*** Input material

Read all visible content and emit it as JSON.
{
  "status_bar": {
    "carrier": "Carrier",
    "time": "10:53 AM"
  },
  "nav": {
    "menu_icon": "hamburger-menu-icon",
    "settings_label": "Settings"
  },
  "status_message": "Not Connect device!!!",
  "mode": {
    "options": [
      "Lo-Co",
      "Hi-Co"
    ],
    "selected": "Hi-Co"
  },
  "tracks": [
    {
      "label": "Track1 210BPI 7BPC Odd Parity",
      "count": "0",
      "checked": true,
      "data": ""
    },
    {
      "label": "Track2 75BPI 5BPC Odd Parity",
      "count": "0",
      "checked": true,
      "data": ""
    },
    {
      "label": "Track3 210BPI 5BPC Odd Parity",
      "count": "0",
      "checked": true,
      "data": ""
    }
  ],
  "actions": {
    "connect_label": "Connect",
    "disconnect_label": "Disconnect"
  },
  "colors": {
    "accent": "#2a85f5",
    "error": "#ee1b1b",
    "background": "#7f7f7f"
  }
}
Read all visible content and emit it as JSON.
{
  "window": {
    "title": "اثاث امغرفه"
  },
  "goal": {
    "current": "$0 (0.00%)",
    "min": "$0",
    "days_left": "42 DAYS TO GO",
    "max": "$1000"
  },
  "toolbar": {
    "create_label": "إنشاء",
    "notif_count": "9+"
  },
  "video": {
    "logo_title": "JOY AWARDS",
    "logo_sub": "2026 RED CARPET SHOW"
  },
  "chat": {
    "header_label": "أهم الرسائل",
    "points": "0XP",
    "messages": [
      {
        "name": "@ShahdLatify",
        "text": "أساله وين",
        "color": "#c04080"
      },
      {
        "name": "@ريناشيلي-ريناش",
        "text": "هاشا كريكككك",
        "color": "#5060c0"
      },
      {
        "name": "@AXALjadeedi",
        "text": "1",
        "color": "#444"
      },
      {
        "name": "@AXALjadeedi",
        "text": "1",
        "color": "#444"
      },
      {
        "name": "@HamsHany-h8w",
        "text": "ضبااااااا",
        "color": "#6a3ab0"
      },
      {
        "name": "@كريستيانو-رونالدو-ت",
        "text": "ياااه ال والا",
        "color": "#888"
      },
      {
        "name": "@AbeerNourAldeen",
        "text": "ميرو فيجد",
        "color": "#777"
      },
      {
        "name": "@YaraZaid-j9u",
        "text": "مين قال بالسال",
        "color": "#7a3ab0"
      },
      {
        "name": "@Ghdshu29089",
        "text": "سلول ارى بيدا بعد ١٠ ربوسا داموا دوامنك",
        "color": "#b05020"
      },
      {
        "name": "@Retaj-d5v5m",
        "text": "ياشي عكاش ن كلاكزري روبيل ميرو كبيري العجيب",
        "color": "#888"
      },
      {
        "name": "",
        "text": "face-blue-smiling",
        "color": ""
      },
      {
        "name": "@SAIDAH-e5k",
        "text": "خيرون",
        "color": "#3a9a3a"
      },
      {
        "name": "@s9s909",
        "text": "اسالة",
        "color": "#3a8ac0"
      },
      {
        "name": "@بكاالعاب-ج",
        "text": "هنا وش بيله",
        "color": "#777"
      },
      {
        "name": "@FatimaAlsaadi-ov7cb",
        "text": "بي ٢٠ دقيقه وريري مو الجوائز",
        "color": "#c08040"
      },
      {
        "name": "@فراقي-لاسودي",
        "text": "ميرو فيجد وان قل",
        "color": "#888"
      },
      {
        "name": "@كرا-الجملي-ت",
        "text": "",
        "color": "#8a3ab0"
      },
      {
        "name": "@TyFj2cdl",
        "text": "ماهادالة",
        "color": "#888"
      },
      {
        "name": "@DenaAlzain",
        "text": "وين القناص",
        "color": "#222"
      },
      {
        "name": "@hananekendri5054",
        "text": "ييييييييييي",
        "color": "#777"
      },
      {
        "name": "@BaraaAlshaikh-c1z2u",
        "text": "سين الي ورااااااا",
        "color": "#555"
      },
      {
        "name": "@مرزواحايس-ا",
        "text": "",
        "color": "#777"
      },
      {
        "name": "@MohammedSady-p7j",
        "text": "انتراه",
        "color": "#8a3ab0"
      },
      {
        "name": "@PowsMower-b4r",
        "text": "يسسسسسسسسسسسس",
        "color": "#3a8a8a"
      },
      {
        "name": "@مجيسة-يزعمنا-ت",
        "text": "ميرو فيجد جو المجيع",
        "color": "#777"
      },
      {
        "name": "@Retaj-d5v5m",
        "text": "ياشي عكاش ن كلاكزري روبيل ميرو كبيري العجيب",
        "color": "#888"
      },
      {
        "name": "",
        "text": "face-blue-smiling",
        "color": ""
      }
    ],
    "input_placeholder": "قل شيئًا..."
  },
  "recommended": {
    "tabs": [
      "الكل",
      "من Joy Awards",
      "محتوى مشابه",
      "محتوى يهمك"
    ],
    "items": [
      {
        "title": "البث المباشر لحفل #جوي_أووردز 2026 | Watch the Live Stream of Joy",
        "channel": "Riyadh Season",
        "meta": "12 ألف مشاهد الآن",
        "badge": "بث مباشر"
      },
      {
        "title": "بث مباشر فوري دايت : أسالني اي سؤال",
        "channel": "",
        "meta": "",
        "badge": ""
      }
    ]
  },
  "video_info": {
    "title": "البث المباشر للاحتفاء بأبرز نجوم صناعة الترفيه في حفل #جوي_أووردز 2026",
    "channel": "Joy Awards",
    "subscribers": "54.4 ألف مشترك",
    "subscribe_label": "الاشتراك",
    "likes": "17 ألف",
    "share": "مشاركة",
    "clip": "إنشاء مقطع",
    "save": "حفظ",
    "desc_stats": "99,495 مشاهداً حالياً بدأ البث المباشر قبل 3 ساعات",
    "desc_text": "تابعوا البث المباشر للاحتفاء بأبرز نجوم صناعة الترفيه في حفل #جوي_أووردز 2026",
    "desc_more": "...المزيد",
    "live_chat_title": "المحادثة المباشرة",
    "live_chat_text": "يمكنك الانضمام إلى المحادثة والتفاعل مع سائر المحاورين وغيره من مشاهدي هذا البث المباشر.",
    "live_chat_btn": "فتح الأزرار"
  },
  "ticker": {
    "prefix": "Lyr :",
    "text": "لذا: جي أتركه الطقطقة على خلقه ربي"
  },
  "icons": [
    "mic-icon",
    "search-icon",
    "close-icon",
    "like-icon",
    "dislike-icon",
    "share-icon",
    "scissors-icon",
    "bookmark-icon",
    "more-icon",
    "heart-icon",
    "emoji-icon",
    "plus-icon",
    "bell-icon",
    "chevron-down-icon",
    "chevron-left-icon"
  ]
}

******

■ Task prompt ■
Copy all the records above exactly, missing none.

■ Exercise response ■
Read all visible content and emit it as JSON.
{
  "status_bar": {
    "carrier": "Carrier",
    "time": "10:53 AM"
  },
  "nav": {
    "menu_icon": "hamburger-menu-icon",
    "settings_label": "Settings"
  },
  "status_message": "Not Connect device!!!",
  "mode": {
    "options": [
      "Lo-Co",
      "Hi-Co"
    ],
    "selected": "Hi-Co"
  },
  "tracks": [
    {
      "label": "Track1 210BPI 7BPC Odd Parity",
      "count": "0",
      "checked": true,
      "data": ""
    },
    {
      "label": "Track2 75BPI 5BPC Odd Parity",
      "count": "0",
      "checked": true,
      "data": ""
    },
    {
      "label": "Track3 210BPI 5BPC Odd Parity",
      "count": "0",
      "checked": true,
      "data": ""
    }
  ],
  "actions": {
    "connect_label": "Connect",
    "disconnect_label": "Disconnect"
  },
  "colors": {
    "accent": "#2a85f5",
    "error": "#ee1b1b",
    "background": "#7f7f7f"
  }
}
Read all visible content and emit it as JSON.
{
  "window": {
    "title": "اثاث امغرفه"
  },
  "goal": {
    "current": "$0 (0.00%)",
    "min": "$0",
    "days_left": "42 DAYS TO GO",
    "max": "$1000"
  },
  "toolbar": {
    "create_label": "إنشاء",
    "notif_count": "9+"
  },
  "video": {
    "logo_title": "JOY AWARDS",
    "logo_sub": "2026 RED CARPET SHOW"
  },
  "chat": {
    "header_label": "أهم الرسائل",
    "points": "0XP",
    "messages": [
      {
        "name": "@ShahdLatify",
        "text": "أساله وين",
        "color": "#c04080"
      },
      {
        "name": "@ريناشيلي-ريناش",
        "text": "هاشا كريكككك",
        "color": "#5060c0"
      },
      {
        "name": "@AXALjadeedi",
        "text": "1",
        "color": "#444"
      },
      {
        "name": "@AXALjadeedi",
        "text": "1",
        "color": "#444"
      },
      {
        "name": "@HamsHany-h8w",
        "text": "ضبااااااا",
        "color": "#6a3ab0"
      },
      {
        "name": "@كريستيانو-رونالدو-ت",
        "text": "ياااه ال والا",
        "color": "#888"
      },
      {
        "name": "@AbeerNourAldeen",
        "text": "ميرو فيجد",
        "color": "#777"
      },
      {
        "name": "@YaraZaid-j9u",
        "text": "مين قال بالسال",
        "color": "#7a3ab0"
      },
      {
        "name": "@Ghdshu29089",
        "text": "سلول ارى بيدا بعد ١٠ ربوسا داموا دوامنك",
        "color": "#b05020"
      },
      {
        "name": "@Retaj-d5v5m",
        "text": "ياشي عكاش ن كلاكزري روبيل ميرو كبيري العجيب",
        "color": "#888"
      },
      {
        "name": "",
        "text": "face-blue-smiling",
        "color": ""
      },
      {
        "name": "@SAIDAH-e5k",
        "text": "خيرون",
        "color": "#3a9a3a"
      },
      {
        "name": "@s9s909",
        "text": "اسالة",
        "color": "#3a8ac0"
      },
      {
        "name": "@بكاالعاب-ج",
        "text": "هنا وش بيله",
        "color": "#777"
      },
      {
        "name": "@FatimaAlsaadi-ov7cb",
        "text": "بي ٢٠ دقيقه وريري مو الجوائز",
        "color": "#c08040"
      },
      {
        "name": "@فراقي-لاسودي",
        "text": "ميرو فيجد وان قل",
        "color": "#888"
      },
      {
        "name": "@كرا-الجملي-ت",
        "text": "",
        "color": "#8a3ab0"
      },
      {
        "name": "@TyFj2cdl",
        "text": "ماهادالة",
        "color": "#888"
      },
      {
        "name": "@DenaAlzain",
        "text": "وين القناص",
        "color": "#222"
      },
      {
        "name": "@hananekendri5054",
        "text": "ييييييييييي",
        "color": "#777"
      },
      {
        "name": "@BaraaAlshaikh-c1z2u",
        "text": "سين الي ورااااااا",
        "color": "#555"
      },
      {
        "name": "@مرزواحايس-ا",
        "text": "",
        "color": "#777"
      },
      {
        "name": "@MohammedSady-p7j",
        "text": "انتراه",
        "color": "#8a3ab0"
      },
      {
        "name": "@PowsMower-b4r",
        "text": "يسسسسسسسسسسسس",
        "color": "#3a8a8a"
      },
      {
        "name": "@مجيسة-يزعمنا-ت",
        "text": "ميرو فيجد جو المجيع",
        "color": "#777"
      },
      {
        "name": "@Retaj-d5v5m",
        "text": "ياشي عكاش ن كلاكزري روبيل ميرو كبيري العجيب",
        "color": "#888"
      },
      {
        "name": "",
        "text": "face-blue-smiling",
        "color": ""
      }
    ],
    "input_placeholder": "قل شيئًا..."
  },
  "recommended": {
    "tabs": [
      "الكل",
      "من Joy Awards",
      "محتوى مشابه",
      "محتوى يهمك"
    ],
    "items": [
      {
        "title": "البث المباشر لحفل #جوي_أووردز 2026 | Watch the Live Stream of Joy",
        "channel": "Riyadh Season",
        "meta": "12 ألف مشاهد الآن",
        "badge": "بث مباشر"
      },
      {
        "title": "بث مباشر فوري دايت : أسالني اي سؤال",
        "channel": "",
        "meta": "",
        "badge": ""
      }
    ]
  },
  "video_info": {
    "title": "البث المباشر للاحتفاء بأبرز نجوم صناعة الترفيه في حفل #جوي_أووردز 2026",
    "channel": "Joy Awards",
    "subscribers": "54.4 ألف مشترك",
    "subscribe_label": "الاشتراك",
    "likes": "17 ألف",
    "share": "مشاركة",
    "clip": "إنشاء مقطع",
    "save": "حفظ",
    "desc_stats": "99,495 مشاهداً حالياً بدأ البث المباشر قبل 3 ساعات",
    "desc_text": "تابعوا البث المباشر للاحتفاء بأبرز نجوم صناعة الترفيه في حفل #جوي_أووردز 2026",
    "desc_more": "...المزيد",
    "live_chat_title": "المحادثة المباشرة",
    "live_chat_text": "يمكنك الانضمام إلى المحادثة والتفاعل مع سائر المحاورين وغيره من مشاهدي هذا البث المباشر.",
    "live_chat_btn": "فتح الأزرار"
  },
  "ticker": {
    "prefix": "Lyr :",
    "text": "لذا: جي أتركه الطقطقة على خلقه ربي"
  },
  "icons": [
    "mic-icon",
    "search-icon",
    "close-icon",
    "like-icon",
    "dislike-icon",
    "share-icon",
    "scissors-icon",
    "bookmark-icon",
    "more-icon",
    "heart-icon",
    "emoji-icon",
    "plus-icon",
    "bell-icon",
    "chevron-down-icon",
    "chevron-left-icon"
  ]
}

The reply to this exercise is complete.